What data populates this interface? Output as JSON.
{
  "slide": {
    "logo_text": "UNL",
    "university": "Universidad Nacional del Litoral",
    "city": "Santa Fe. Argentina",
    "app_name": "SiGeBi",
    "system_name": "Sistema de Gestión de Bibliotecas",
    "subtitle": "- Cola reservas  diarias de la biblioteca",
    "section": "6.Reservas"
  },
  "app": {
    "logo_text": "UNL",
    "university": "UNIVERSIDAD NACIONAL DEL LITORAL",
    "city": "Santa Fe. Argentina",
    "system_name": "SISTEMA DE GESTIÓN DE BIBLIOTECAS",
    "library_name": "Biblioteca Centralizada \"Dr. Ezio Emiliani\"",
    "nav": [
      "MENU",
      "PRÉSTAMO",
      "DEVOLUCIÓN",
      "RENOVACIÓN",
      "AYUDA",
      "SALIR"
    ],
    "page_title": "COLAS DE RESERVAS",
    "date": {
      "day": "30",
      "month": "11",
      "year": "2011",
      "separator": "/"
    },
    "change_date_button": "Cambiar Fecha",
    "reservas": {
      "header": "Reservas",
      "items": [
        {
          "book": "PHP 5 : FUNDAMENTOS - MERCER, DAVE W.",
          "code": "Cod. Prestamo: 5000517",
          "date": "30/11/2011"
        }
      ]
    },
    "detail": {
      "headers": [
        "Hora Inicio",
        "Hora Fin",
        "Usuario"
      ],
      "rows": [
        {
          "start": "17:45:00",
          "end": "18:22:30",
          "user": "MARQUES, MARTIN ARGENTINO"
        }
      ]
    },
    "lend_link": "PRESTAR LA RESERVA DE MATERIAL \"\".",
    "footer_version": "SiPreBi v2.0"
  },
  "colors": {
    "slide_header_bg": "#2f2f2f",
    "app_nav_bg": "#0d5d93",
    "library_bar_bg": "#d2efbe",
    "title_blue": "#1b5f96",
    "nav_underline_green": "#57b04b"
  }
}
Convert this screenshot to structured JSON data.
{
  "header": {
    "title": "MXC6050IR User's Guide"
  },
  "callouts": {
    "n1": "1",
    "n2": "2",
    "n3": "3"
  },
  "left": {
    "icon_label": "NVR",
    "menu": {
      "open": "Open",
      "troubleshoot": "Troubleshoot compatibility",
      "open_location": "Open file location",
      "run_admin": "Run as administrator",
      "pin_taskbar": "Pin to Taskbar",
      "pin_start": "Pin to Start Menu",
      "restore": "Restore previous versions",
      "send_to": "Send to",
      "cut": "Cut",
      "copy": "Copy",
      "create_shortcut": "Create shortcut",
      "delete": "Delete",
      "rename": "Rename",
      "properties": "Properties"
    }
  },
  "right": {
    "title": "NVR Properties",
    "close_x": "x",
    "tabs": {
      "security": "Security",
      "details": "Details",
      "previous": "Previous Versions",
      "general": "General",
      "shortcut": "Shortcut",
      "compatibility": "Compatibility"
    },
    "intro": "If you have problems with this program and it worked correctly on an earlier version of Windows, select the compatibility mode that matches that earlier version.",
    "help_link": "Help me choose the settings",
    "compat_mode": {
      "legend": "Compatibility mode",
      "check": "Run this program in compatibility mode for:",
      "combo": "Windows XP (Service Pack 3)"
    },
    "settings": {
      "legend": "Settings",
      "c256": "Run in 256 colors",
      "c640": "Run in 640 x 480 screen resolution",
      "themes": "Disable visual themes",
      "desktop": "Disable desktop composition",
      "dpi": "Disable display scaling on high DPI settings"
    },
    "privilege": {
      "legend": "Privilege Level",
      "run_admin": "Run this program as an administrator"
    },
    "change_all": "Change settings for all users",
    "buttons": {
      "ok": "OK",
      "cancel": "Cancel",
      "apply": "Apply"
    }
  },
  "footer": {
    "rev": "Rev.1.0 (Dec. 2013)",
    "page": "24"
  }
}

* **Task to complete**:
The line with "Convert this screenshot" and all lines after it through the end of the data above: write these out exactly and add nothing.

* **Answer space**:
Convert this screenshot to structured JSON data.
{
  "header": {
    "title": "MXC6050IR User's Guide"
  },
  "callouts": {
    "n1": "1",
    "n2": "2",
    "n3": "3"
  },
  "left": {
    "icon_label": "NVR",
    "menu": {
      "open": "Open",
      "troubleshoot": "Troubleshoot compatibility",
      "open_location": "Open file location",
      "run_admin": "Run as administrator",
      "pin_taskbar": "Pin to Taskbar",
      "pin_start": "Pin to Start Menu",
      "restore": "Restore previous versions",
      "send_to": "Send to",
      "cut": "Cut",
      "copy": "Copy",
      "create_shortcut": "Create shortcut",
      "delete": "Delete",
      "rename": "Rename",
      "properties": "Properties"
    }
  },
  "right": {
    "title": "NVR Properties",
    "close_x": "x",
    "tabs": {
      "security": "Security",
      "details": "Details",
      "previous": "Previous Versions",
      "general": "General",
      "shortcut": "Shortcut",
      "compatibility": "Compatibility"
    },
    "intro": "If you have problems with this program and it worked correctly on an earlier version of Windows, select the compatibility mode that matches that earlier version.",
    "help_link": "Help me choose the settings",
    "compat_mode": {
      "legend": "Compatibility mode",
      "check": "Run this program in compatibility mode for:",
      "combo": "Windows XP (Service Pack 3)"
    },
    "settings": {
      "legend": "Settings",
      "c256": "Run in 256 colors",
      "c640": "Run in 640 x 480 screen resolution",
      "themes": "Disable visual themes",
      "desktop": "Disable desktop composition",
      "dpi": "Disable display scaling on high DPI settings"
    },
    "privilege": {
      "legend": "Privilege Level",
      "run_admin": "Run this program as an administrator"
    },
    "change_all": "Change settings for all users",
    "buttons": {
      "ok": "OK",
      "cancel": "Cancel",
      "apply": "Apply"
    }
  },
  "footer": {
    "rev": "Rev.1.0 (Dec. 2013)",
    "page": "24"
  }
}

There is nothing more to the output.